CRF Blog

New York Public Library Digital Gallery

by Bill Hayes

The New York Public Library Digital Gallery has many collections that may be of interest to history teachers. Since almost all of the photographs and pictures in these collections date before 1923, they should be in the public domain. Among the collections are:

Africana & Black History. Several thousand items ranging from historical documents and rare visual materials to contemporary photo-journalism, relating to the entirety of African American history from the 16th century to the present.

Authors: Photographs from the Henry W. and Albert A. Berg Collection of English and American Literature.

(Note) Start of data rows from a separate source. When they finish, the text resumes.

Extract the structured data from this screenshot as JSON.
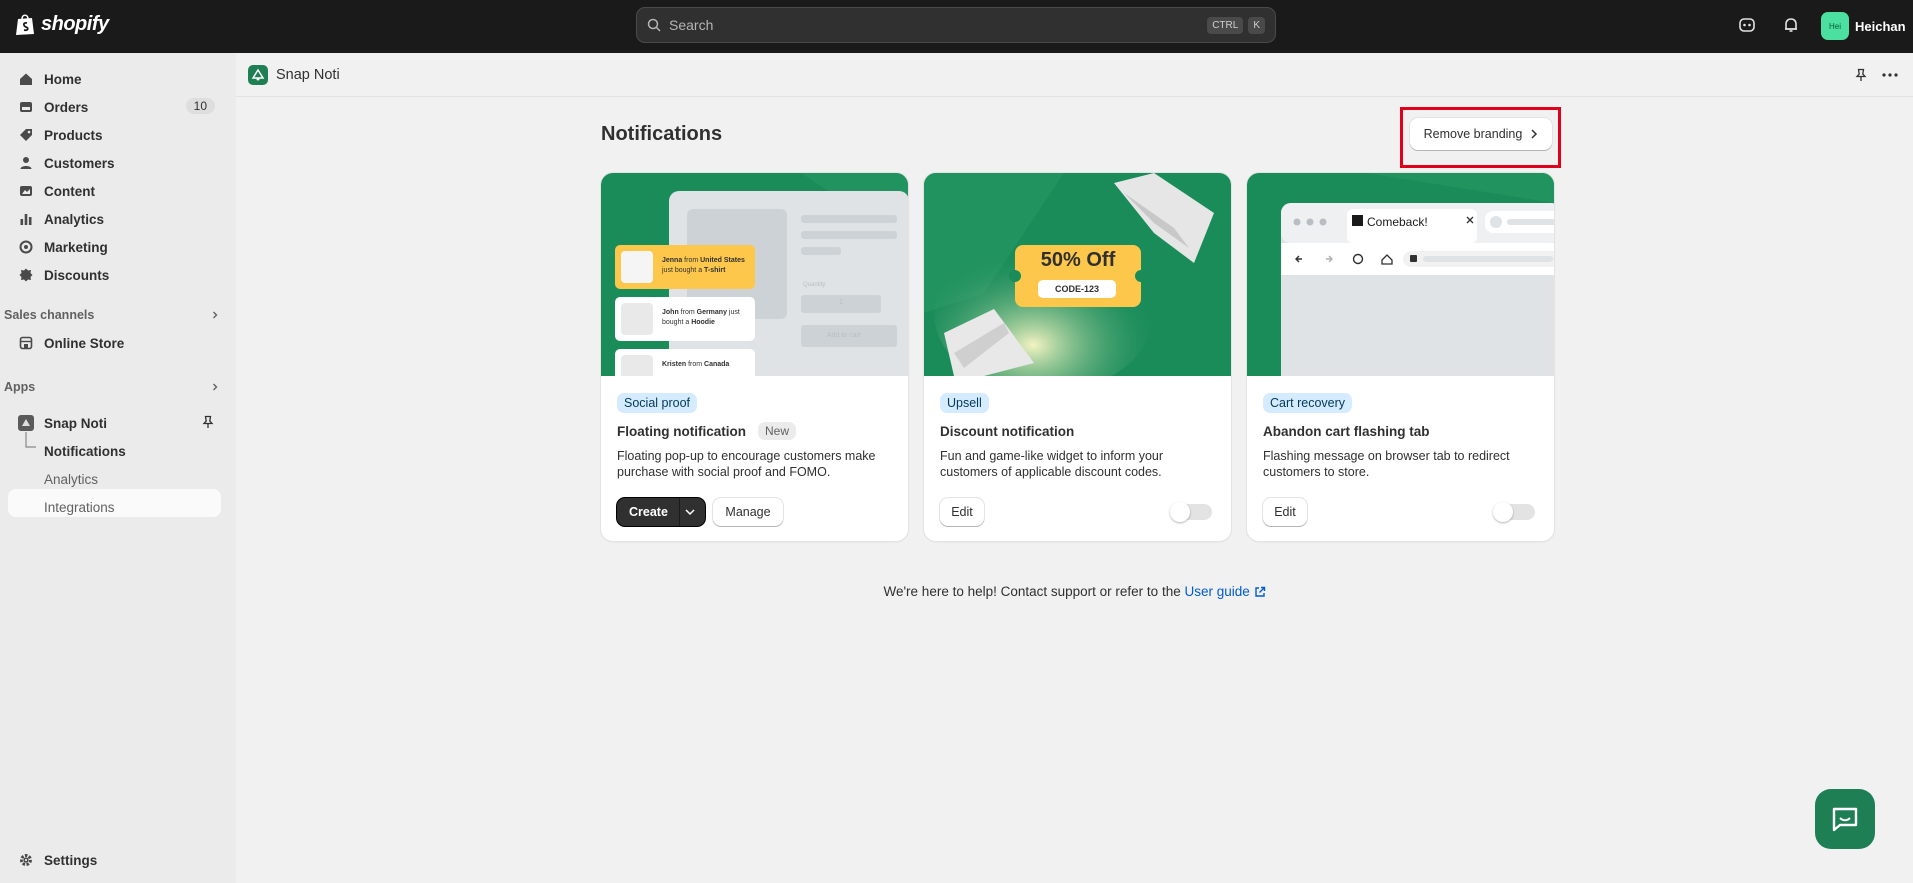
{
  "topbar": {
    "logo_text": "shopify",
    "search_placeholder": "Search",
    "shortcut_ctrl": "CTRL",
    "shortcut_k": "K",
    "user_initials": "Hei",
    "user_name": "Heichan"
  },
  "sidebar": {
    "items": [
      {
        "label": "Home",
        "icon": "home-icon"
      },
      {
        "label": "Orders",
        "icon": "orders-icon",
        "badge": "10"
      },
      {
        "label": "Products",
        "icon": "tag-icon"
      },
      {
        "label": "Customers",
        "icon": "person-icon"
      },
      {
        "label": "Content",
        "icon": "content-icon"
      },
      {
        "label": "Analytics",
        "icon": "bar-chart-icon"
      },
      {
        "label": "Marketing",
        "icon": "target-icon"
      },
      {
        "label": "Discounts",
        "icon": "discount-icon"
      }
    ],
    "sales_channels_title": "Sales channels",
    "online_store": "Online Store",
    "apps_title": "Apps",
    "app_name": "Snap Noti",
    "app_subitems": [
      "Notifications",
      "Analytics",
      "Integrations"
    ],
    "settings": "Settings"
  },
  "appbar": {
    "title": "Snap Noti"
  },
  "page": {
    "title": "Notifications",
    "remove_branding": "Remove branding",
    "help_text": "We're here to help! Contact support or refer to the ",
    "help_link": "User guide"
  },
  "cards": [
    {
      "tag": "Social proof",
      "title": "Floating notification",
      "badge": "New",
      "description": "Floating pop-up to encourage customers make purchase with social proof and FOMO.",
      "primary_button": "Create",
      "secondary_button": "Manage",
      "illustration": {
        "popups": [
          {
            "name": "Jenna",
            "location": "United States",
            "item": "T-shirt"
          },
          {
            "name": "John",
            "location": "Germany",
            "item": "Hoodie"
          },
          {
            "name": "Kristen",
            "location": "Canada",
            "item": ""
          }
        ],
        "quantity_label": "Quantity",
        "quantity_value": "1",
        "cart_label": "Add to cart"
      }
    },
    {
      "tag": "Upsell",
      "title": "Discount notification",
      "description": "Fun and game-like widget to inform your customers of applicable discount codes.",
      "button": "Edit",
      "enabled": false,
      "illustration": {
        "offer": "50% Off",
        "code": "CODE-123"
      }
    },
    {
      "tag": "Cart recovery",
      "title": "Abandon cart flashing tab",
      "description": "Flashing message on browser tab to redirect customers to store.",
      "button": "Edit",
      "enabled": false,
      "illustration": {
        "tab_title": "Comeback!"
      }
    }
  ],
  "colors": {
    "brand_green": "#198c5a",
    "dark_topbar": "#1a1a1a",
    "link": "#005bd3",
    "highlight_red": "#e0001b"
  }
}
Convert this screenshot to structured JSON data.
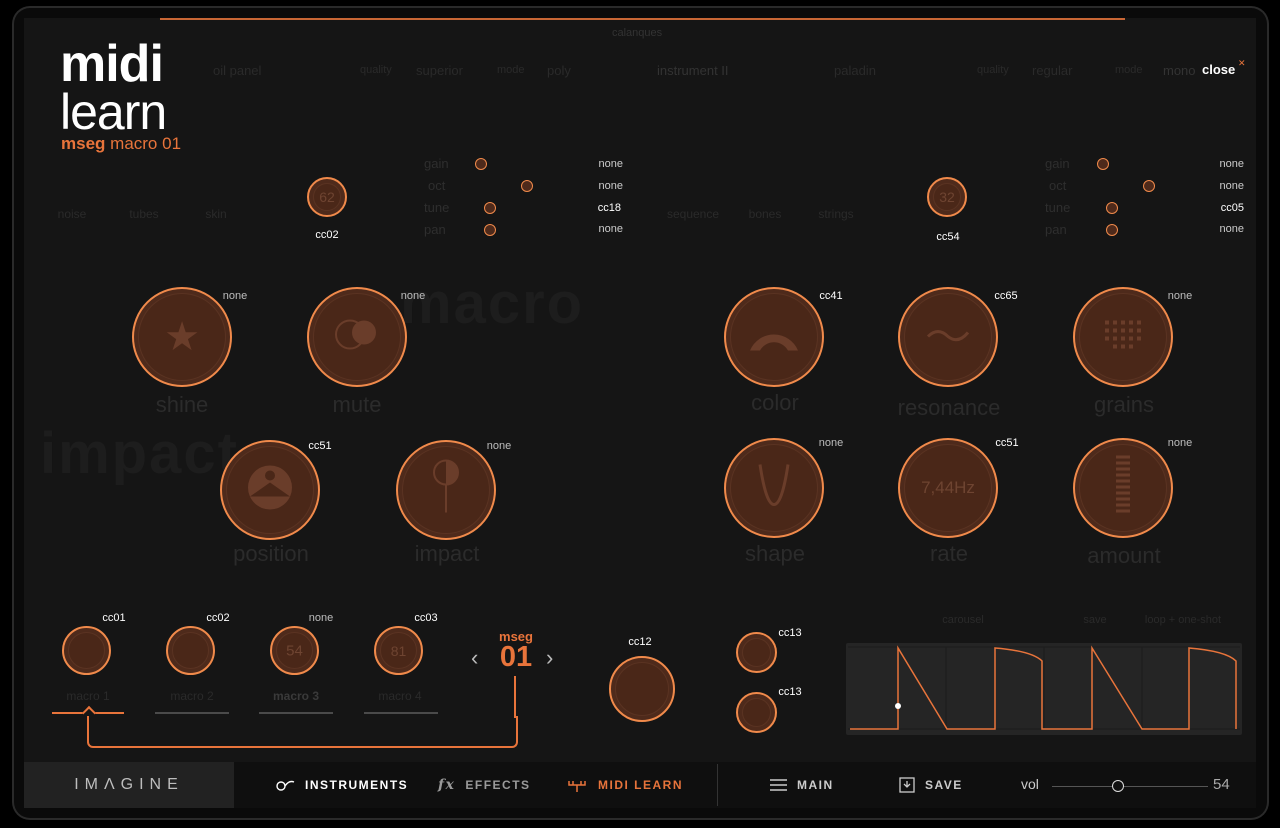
{
  "header": {
    "title_line1": "midi",
    "title_line2": "learn",
    "subtitle_bold": "mseg",
    "subtitle_rest": "macro 01",
    "close_label": "close"
  },
  "background": {
    "preset_name": "calanques",
    "instrument_name": "instrument II",
    "left_sound": "oil panel",
    "right_sound": "paladin",
    "quality_label": "quality",
    "left_quality": "superior",
    "right_quality": "regular",
    "mode_label": "mode",
    "left_mode": "poly",
    "right_mode": "mono",
    "left_layers": [
      "noise",
      "tubes",
      "skin"
    ],
    "right_layers": [
      "sequence",
      "bones",
      "strings"
    ],
    "big_words": [
      "macro",
      "impact"
    ],
    "knob_labels": [
      "shine",
      "mute",
      "color",
      "resonance",
      "grains",
      "position",
      "impact",
      "shape",
      "rate",
      "amount"
    ],
    "macro_labels": [
      "macro 1",
      "macro 2",
      "macro 3",
      "macro 4"
    ],
    "mseg_preset": "carousel",
    "mseg_save": "save",
    "mseg_mode": "loop + one-shot"
  },
  "layer_left": {
    "knob_value": "62",
    "knob_cc": "cc02",
    "params": [
      {
        "name": "gain",
        "cc": "none"
      },
      {
        "name": "oct",
        "cc": "none"
      },
      {
        "name": "tune",
        "cc": "cc18"
      },
      {
        "name": "pan",
        "cc": "none"
      }
    ]
  },
  "layer_right": {
    "knob_value": "32",
    "knob_cc": "cc54",
    "params": [
      {
        "name": "gain",
        "cc": "none"
      },
      {
        "name": "oct",
        "cc": "none"
      },
      {
        "name": "tune",
        "cc": "cc05"
      },
      {
        "name": "pan",
        "cc": "none"
      }
    ]
  },
  "big_knobs": {
    "shine": {
      "cc": "none"
    },
    "mute": {
      "cc": "none"
    },
    "color": {
      "cc": "cc41"
    },
    "resonance": {
      "cc": "cc65"
    },
    "grains": {
      "cc": "none"
    },
    "position": {
      "cc": "cc51"
    },
    "impact": {
      "cc": "none"
    },
    "shape": {
      "cc": "none"
    },
    "rate": {
      "cc": "cc51",
      "value": "7,44Hz"
    },
    "amount": {
      "cc": "none"
    }
  },
  "macros": [
    {
      "cc": "cc01",
      "value": "",
      "active": true
    },
    {
      "cc": "cc02",
      "value": ""
    },
    {
      "cc": "none",
      "value": "54"
    },
    {
      "cc": "cc03",
      "value": "81"
    }
  ],
  "mseg": {
    "label": "mseg",
    "number": "01",
    "main_cc": "cc12",
    "small_cc_1": "cc13",
    "small_cc_2": "cc13",
    "small_value_1": "",
    "small_value_2": ""
  },
  "bottom_bar": {
    "brand": "IMΛGINE",
    "nav": [
      "INSTRUMENTS",
      "EFFECTS",
      "MIDI LEARN"
    ],
    "nav_active": "MIDI LEARN",
    "main_label": "MAIN",
    "save_label": "SAVE",
    "vol_label": "vol",
    "vol_value": "54",
    "vol_fraction": 0.42
  },
  "colors": {
    "accent": "#e8743b",
    "panel": "#151515",
    "knob_fill": "#4e2a1b",
    "text": "#ffffff"
  }
}
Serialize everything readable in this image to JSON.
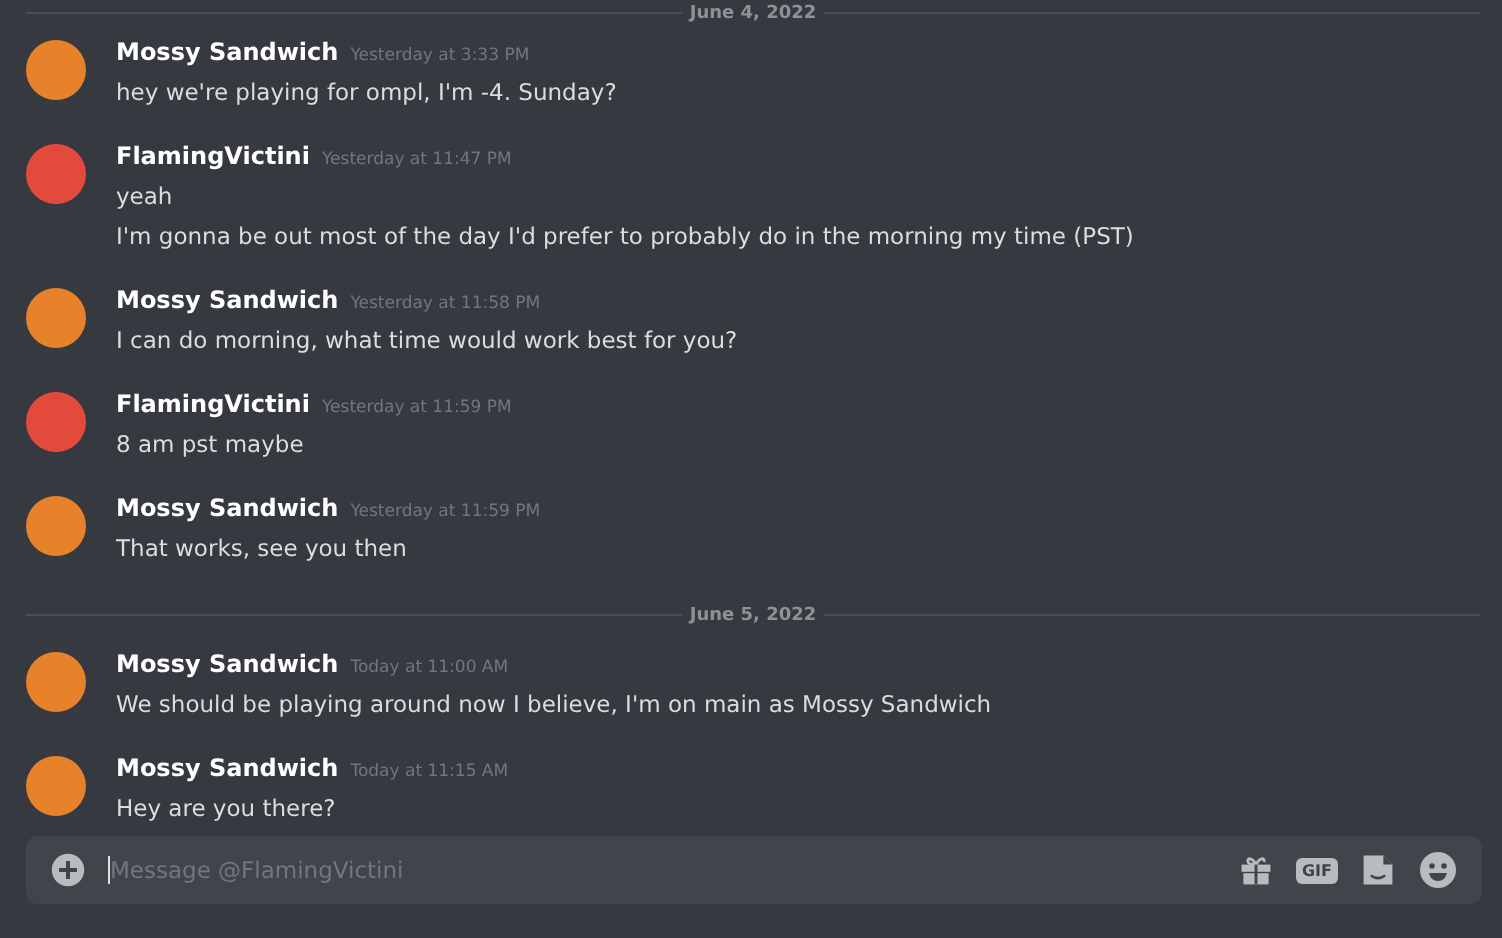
{
  "dividers": [
    "June 4, 2022",
    "June 5, 2022"
  ],
  "days": [
    {
      "groups": [
        {
          "author": "Mossy Sandwich",
          "time": "Yesterday at 3:33 PM",
          "color": "#e8822a",
          "messages": [
            "hey we're playing for ompl, I'm -4. Sunday?"
          ]
        },
        {
          "author": "FlamingVictini",
          "time": "Yesterday at 11:47 PM",
          "color": "#e44a3c",
          "messages": [
            "yeah",
            "I'm gonna be out most of the day I'd prefer to probably do in the morning my time (PST)"
          ]
        },
        {
          "author": "Mossy Sandwich",
          "time": "Yesterday at 11:58 PM",
          "color": "#e8822a",
          "messages": [
            "I can do morning, what time would work best for you?"
          ]
        },
        {
          "author": "FlamingVictini",
          "time": "Yesterday at 11:59 PM",
          "color": "#e44a3c",
          "messages": [
            "8 am pst maybe"
          ]
        },
        {
          "author": "Mossy Sandwich",
          "time": "Yesterday at 11:59 PM",
          "color": "#e8822a",
          "messages": [
            "That works, see you then"
          ]
        }
      ]
    },
    {
      "groups": [
        {
          "author": "Mossy Sandwich",
          "time": "Today at 11:00 AM",
          "color": "#e8822a",
          "messages": [
            "We should be playing around now I believe, I'm on main as Mossy Sandwich"
          ]
        },
        {
          "author": "Mossy Sandwich",
          "time": "Today at 11:15 AM",
          "color": "#e8822a",
          "messages": [
            "Hey are you there?"
          ]
        }
      ]
    }
  ],
  "composer": {
    "placeholder": "Message @FlamingVictini",
    "gif_label": "GIF"
  }
}
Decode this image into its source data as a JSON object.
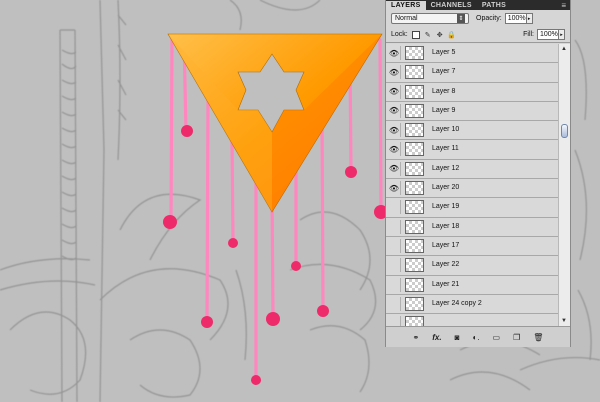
{
  "panel": {
    "tabs": [
      "LAYERS",
      "CHANNELS",
      "PATHS"
    ],
    "active_tab": "LAYERS",
    "blend_mode": "Normal",
    "opacity_label": "Opacity:",
    "opacity_value": "100%",
    "lock_label": "Lock:",
    "fill_label": "Fill:",
    "fill_value": "100%",
    "layers": [
      {
        "name": "Layer 5",
        "visible": true
      },
      {
        "name": "Layer 7",
        "visible": true
      },
      {
        "name": "Layer 8",
        "visible": true
      },
      {
        "name": "Layer 9",
        "visible": true
      },
      {
        "name": "Layer 10",
        "visible": true
      },
      {
        "name": "Layer 11",
        "visible": true
      },
      {
        "name": "Layer 12",
        "visible": true
      },
      {
        "name": "Layer 20",
        "visible": true
      },
      {
        "name": "Layer 19",
        "visible": false
      },
      {
        "name": "Layer 18",
        "visible": false
      },
      {
        "name": "Layer 17",
        "visible": false
      },
      {
        "name": "Layer 22",
        "visible": false
      },
      {
        "name": "Layer 21",
        "visible": false
      },
      {
        "name": "Layer 24 copy 2",
        "visible": false
      },
      {
        "name": "",
        "visible": false
      }
    ],
    "bottom_icons": [
      "link-icon",
      "fx-icon",
      "mask-icon",
      "adjustment-icon",
      "folder-icon",
      "new-layer-icon",
      "trash-icon"
    ]
  },
  "colors": {
    "triangle_orange": "#ff9a00",
    "drip_pink": "#ff7ab8",
    "drop_red": "#ee2a6a",
    "sketch_gray": "#bcbcbc"
  }
}
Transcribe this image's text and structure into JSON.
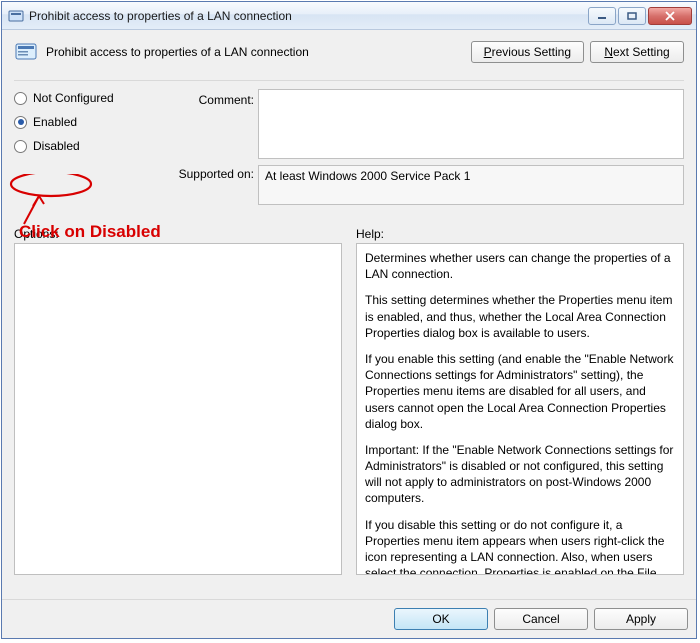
{
  "window": {
    "title": "Prohibit access to properties of a LAN connection"
  },
  "header": {
    "title": "Prohibit access to properties of a LAN connection",
    "prev_label": "Previous Setting",
    "next_label": "Next Setting",
    "prev_hotkey": "P",
    "next_hotkey": "N"
  },
  "radios": {
    "not_configured": "Not Configured",
    "enabled": "Enabled",
    "disabled": "Disabled",
    "selected": "enabled"
  },
  "labels": {
    "comment": "Comment:",
    "supported": "Supported on:",
    "options": "Options:",
    "help": "Help:"
  },
  "comment_value": "",
  "supported_value": "At least Windows 2000 Service Pack 1",
  "help_paragraphs": [
    "Determines whether users can change the properties of a LAN connection.",
    "This setting determines whether the Properties menu item is enabled, and thus, whether the Local Area Connection Properties dialog box is available to users.",
    "If you enable this setting (and enable the \"Enable Network Connections settings for Administrators\" setting), the Properties menu items are disabled for all users, and users cannot open the Local Area Connection Properties dialog box.",
    "Important: If the \"Enable Network Connections settings for Administrators\" is disabled or not configured, this setting will not apply to administrators on post-Windows 2000 computers.",
    "If you disable this setting or do not configure it, a Properties menu item appears when users right-click the icon representing a LAN connection. Also, when users select the connection, Properties is enabled on the File menu."
  ],
  "footer": {
    "ok": "OK",
    "cancel": "Cancel",
    "apply": "Apply"
  },
  "annotation": {
    "text": "Click on Disabled"
  }
}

Hundreds of portraits— prints and photographs—picturing more than 120 authors writing in English, primarily from the 1860s to the 1920s.

Charting North America: Maps from the Lawrence H. Slaughter Collection and Others. Thousands of maps of North America from the earliest printed portrayals to the close of the 19th century; multiple versions and editions allow for historical comparisons.

Ellis Island Photographs from the Collection of William Williams, Commissioner of Immigration, 1902–1913. Photographs relating to Ellis Island and immigration into the U.S. in the early 20th century, ranging from portraits of individual immigrants by Augustus Francis Sherman to views of the Ellis Island facility and its grounds by Edwin Levick and others.

Historical and Public Figures: A General Portrait File to the 1920s. Over 40,00 portraits of a wide-range of public figures, including political, religious, cultural, literary and artistic personalities, with an emphasis on the 16th through the 19th centuries. Includes some original prints, but consists principally of printed pictures.

Medieval and Renaissance Illuminated Manuscripts from Western Europe. More than 2,000 manuscript pages and associated illuminations dating from the 9th through the 16th centuries give vivid testimony to the creative impulses of the often nameless craftsmen who continually discovered new ways of animating the contents of hand-produced books.

The Middle East in Early Prints and Photographs. Several thousand prints and photographs contained in works from the 17th century to the beginning of the 20th century. These include books illustrated with prints or photographs, photograph albums, and archival compilations; the processes represented range from engravings to lithographs, and from salt prints to heliogravures.

“The Pageant of America” Photograph Archive. Several thousand photographs from 1860s–1920s, curated for the 15-volume series The Pageant of America: A Pictorial History of the United States commemorating the nation’s sesquicentennial in 1926.

The Picture Collection of The New York Public Library. Over 30,000 digitized images from books, magazines and newspapers as well as original photographs, prints and postcards, created mostly before 1923 and selected from the over 1 million images in the Mid-Manhattan Library’s Picture Collection. The Picture Collection is particularly rich in images of New York City, American history, and clothing and dress.

Picturing America, 1497–1899: Prints, Maps, and Drawings bearing on the New World Discoveries and on the Development of the Territory that is now the United States. Over 1,000 original prints, drawings, and maps, featuring views of American towns and cities, representations of historical events, scenes, places, and battles.

Turn of the Century Posters. Over 1,000 American and European posters printed from 1893 through the first years of the 20th-century. The collection represents the inception and heyday of magazine, book, and newspaper posters of the last decade of the 19th-century, and well into the 20th-century.

Uniforms and Regimental Regalia: The Vinkhuijzen Collection of Military Costume Illustration. Over 20,000 prints, drawings, watercolors, and printed book and magazine illustrations of military costume as well as military medals, regalia, insignia, coats of arms, and regimental flags, from most times and places except the United States.

United States in Stereo: In the Robert N. Dennis Collection of Stereoscopic Views. Stereoscopic views, or stereographs, were as varied and popular in the 19th century as television continues to be in our time. This presentation will eventually include all the United States stereoscopic views in the Dennis Collection (more than 40,000 items), front and back, organized by State or Subject Series.

Wonders: Images of the Ancient World. Over 1,700 images of the civilizations of Egypt, Greece, Rome, and other ancient Mediterranean cultures as conceived and depicted by artists and travelers from the 18th to the early 20th century, as represented in book and periodical illustrations, engravings, lithographs and photographs. A wide range of subjects includes arms and armor, architecture, furniture, pottery, mythology, religion, theater and the Seven Wonders of the World.